Problem requirements »
Scan the records below. Copy every line in which the word "color" appears.

Data extract »
'''
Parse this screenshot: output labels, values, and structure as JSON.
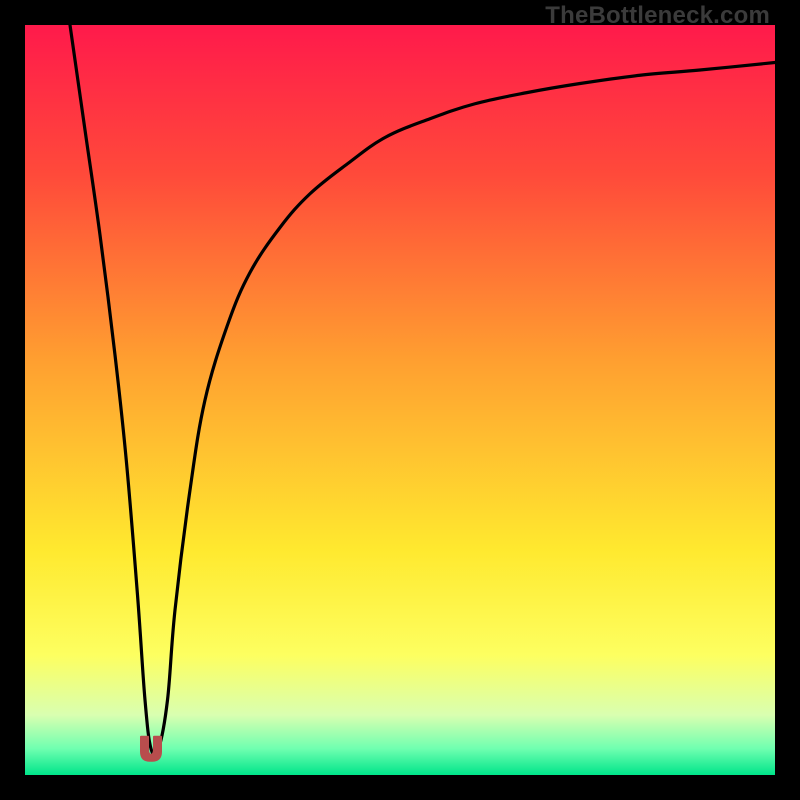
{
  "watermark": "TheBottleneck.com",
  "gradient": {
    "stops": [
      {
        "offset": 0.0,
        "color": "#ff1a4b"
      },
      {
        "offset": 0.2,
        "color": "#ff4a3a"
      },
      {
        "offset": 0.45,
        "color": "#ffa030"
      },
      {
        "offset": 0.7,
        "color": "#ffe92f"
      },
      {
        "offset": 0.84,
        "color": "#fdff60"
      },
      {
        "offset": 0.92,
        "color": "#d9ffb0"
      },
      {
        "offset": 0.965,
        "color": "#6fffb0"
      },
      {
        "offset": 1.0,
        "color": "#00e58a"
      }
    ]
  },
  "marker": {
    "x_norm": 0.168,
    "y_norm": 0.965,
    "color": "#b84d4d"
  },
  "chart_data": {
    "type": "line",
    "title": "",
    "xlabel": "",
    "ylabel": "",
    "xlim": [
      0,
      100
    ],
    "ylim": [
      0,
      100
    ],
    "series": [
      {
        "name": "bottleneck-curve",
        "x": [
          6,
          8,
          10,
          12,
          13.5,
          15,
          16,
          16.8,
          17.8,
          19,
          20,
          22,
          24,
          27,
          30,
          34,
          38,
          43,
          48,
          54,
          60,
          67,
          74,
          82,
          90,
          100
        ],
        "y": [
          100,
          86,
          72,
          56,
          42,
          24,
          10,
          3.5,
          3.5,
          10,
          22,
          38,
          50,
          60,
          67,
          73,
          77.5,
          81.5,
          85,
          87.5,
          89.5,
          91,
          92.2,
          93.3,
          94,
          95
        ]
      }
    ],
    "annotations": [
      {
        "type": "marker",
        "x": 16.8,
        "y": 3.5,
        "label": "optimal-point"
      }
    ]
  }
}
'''
Answer for the task »
        "color": "#ff1a4b"
        "color": "#ff4a3a"
        "color": "#ffa030"
        "color": "#ffe92f"
        "color": "#fdff60"
        "color": "#d9ffb0"
        "color": "#6fffb0"
        "color": "#00e58a"
    "color": "#b84d4d"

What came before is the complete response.